"""

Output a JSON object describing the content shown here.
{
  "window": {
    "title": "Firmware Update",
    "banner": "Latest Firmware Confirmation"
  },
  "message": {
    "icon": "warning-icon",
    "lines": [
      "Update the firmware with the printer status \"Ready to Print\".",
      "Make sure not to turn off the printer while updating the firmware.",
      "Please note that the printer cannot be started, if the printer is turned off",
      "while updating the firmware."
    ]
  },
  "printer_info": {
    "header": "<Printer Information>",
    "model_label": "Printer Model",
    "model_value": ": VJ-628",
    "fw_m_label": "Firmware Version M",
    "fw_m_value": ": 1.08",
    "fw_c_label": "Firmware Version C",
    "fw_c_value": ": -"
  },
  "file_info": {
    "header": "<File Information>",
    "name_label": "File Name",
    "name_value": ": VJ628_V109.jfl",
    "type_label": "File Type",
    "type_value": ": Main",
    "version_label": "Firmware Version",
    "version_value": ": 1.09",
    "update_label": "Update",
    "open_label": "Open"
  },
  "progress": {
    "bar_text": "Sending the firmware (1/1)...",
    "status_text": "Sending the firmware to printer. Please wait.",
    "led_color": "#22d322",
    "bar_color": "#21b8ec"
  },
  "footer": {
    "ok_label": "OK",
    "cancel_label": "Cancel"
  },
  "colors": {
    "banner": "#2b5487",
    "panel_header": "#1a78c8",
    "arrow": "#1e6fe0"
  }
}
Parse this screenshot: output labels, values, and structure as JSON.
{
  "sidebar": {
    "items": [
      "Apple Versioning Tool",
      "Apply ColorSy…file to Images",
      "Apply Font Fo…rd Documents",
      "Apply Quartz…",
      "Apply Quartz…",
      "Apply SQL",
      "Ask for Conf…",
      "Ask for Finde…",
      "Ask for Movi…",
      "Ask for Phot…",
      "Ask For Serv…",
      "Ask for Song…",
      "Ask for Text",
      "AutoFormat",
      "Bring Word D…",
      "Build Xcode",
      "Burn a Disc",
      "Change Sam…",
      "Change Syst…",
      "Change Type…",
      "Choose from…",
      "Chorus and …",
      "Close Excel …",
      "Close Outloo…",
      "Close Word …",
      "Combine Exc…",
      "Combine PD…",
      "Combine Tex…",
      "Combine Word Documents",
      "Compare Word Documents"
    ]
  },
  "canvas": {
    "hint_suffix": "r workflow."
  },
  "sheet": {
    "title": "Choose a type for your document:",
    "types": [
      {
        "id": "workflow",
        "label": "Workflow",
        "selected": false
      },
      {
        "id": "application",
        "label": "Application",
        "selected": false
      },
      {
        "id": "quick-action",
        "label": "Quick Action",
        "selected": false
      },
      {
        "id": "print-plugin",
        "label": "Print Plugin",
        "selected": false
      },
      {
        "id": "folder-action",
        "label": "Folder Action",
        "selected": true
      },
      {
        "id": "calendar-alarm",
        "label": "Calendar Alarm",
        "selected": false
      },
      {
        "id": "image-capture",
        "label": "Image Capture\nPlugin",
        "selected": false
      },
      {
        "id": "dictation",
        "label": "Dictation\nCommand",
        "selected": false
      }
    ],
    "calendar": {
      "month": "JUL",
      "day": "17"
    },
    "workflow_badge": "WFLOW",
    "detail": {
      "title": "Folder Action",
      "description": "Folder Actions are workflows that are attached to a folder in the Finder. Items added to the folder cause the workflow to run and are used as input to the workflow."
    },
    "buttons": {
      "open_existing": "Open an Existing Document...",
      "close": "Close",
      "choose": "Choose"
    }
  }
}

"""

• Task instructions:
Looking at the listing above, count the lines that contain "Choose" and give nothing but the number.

• Output of the exercise:
3